This issue brief is part of a series outlining public lands in Alaska that are in danger of losing protection.
Since 2016, the U.S. Bureau of Land Management (BLM) and the U.S. Forest Service have advanced five efforts that would dramatically alter protections for some 60 million acres of federally managed land in Alaska. If fully enacted, the policies and decisions outlined in those proposed and finalized plans would open vast stretches of the Bering Sea-Western Interior, Tongass National Forest, Central Yukon, National Petroleum Reserve-Alaska, and unencumbered BLM land to extractive development and have significant impacts on Alaska’s lands, rivers, wildlife, and the Indigenous peoples who call these landscapes home.1
The U.S. Forest Service and U.S. Department of Agriculture have finalized plans to strip vital protections from the Tongass National Forest in Alaska. The new rule went into effect on Oct. 29, 2020, and exempts 9.2 million acres that the agencies manage from the 2001 Roadless Area Conservation Rule, which prohibits road-building on designated publicly managed lands throughout the country and safeguards federal forest land from logging and related industrial activity.2 The new policy allows construction of new roads to facilitate more commercial logging and mining in the most pristine areas of the nation’s largest national forest.
Moreover, the rule does not reflect the priorities of Alaska residents who support forest protection by a 6 percentage-point margin.
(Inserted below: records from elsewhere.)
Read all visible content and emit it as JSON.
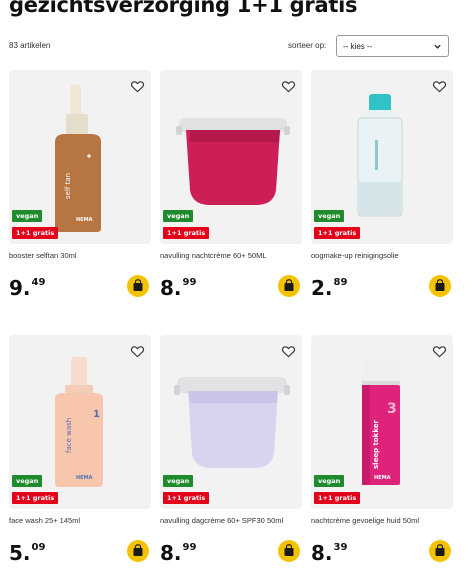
{
  "page": {
    "title": "gezichtsverzorging 1+1 gratis",
    "article_count": "83 artikelen",
    "sort_label": "sorteer op:",
    "sort_value": "-- kies --"
  },
  "colors": {
    "vegan_badge": "#1f8a2e",
    "promo_badge": "#e2001a",
    "cart_button": "#f3c300",
    "tile_background": "#f2f2f2"
  },
  "products": [
    {
      "name": "booster selftan 30ml",
      "price_euros": "9.",
      "price_cents": "49",
      "badges": [
        "vegan",
        "1+1 gratis"
      ],
      "label_text": "self tan",
      "brand_text": "HEMA"
    },
    {
      "name": "navulling nachtcrème 60+ 50ML",
      "price_euros": "8.",
      "price_cents": "99",
      "badges": [
        "vegan",
        "1+1 gratis"
      ]
    },
    {
      "name": "oogmake-up reinigingsolie",
      "price_euros": "2.",
      "price_cents": "89",
      "badges": [
        "vegan",
        "1+1 gratis"
      ]
    },
    {
      "name": "face wash 25+ 145ml",
      "price_euros": "5.",
      "price_cents": "09",
      "badges": [
        "vegan",
        "1+1 gratis"
      ],
      "label_text": "face wash",
      "brand_text": "HEMA",
      "number_text": "1"
    },
    {
      "name": "navulling dagcrème 60+ SPF30 50ml",
      "price_euros": "8.",
      "price_cents": "99",
      "badges": [
        "vegan",
        "1+1 gratis"
      ]
    },
    {
      "name": "nachtcrème gevoelige huid 50ml",
      "price_euros": "8.",
      "price_cents": "39",
      "badges": [
        "vegan",
        "1+1 gratis"
      ],
      "label_text": "sleep tokker",
      "brand_text": "HEMA",
      "number_text": "3"
    }
  ],
  "icons": {
    "favorite": "heart-icon",
    "cart": "shopping-bag-icon",
    "select": "chevron-down-icon"
  }
}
Further, nearly a quarter of a million people from throughout the country submitted comments objecting to the plan before it was finalized. And among Alaskans who hunt and fish, 61 percent support maintaining roadless rule protections in the Tongass.3
Economically, opening the Tongass to industrial development has proved a losing proposition. A study by the nonpartisan Taxpayers for Common Sense found that since 1980, the Forest Service has lost more than $1.7 billion on Tongass timber sales, which generated total revenue of $227 million but cost American taxpayers $1.96 billion for subsidies and other expenditures.4
Further, the Forest Service’s plan fails to account for the effects on the Tongass of eliminating the roadless rule. In August 2020, a study by the Congressional Research Service determined that the Forest Service did not analyze the effects that the forest management plan, increased timber harvesting, and road construction would have on resources, such as fish populations, habitat, and water quality.5
Southeast Alaska tribes have fought for decades to maintain protections for the Tongass’ old-growth forest to safeguard Indigenous peoples’ culture and food security. The Bush administration and the state of Alaska both tried to undo the roadless rule, and the battle went all the way to the U.S. Supreme Court, which declined to hear the case, leaving the protections in place.6
Because Indigenous communities’ well-being is inextricably linked to the ecological health of the forest, nine Southeast tribes recently petitioned the Forest Service to identify and protect Indigenous lands in the Tongass.7 However, the final plan did not address this request, and the tribes will continue working to conserve the ancient forest.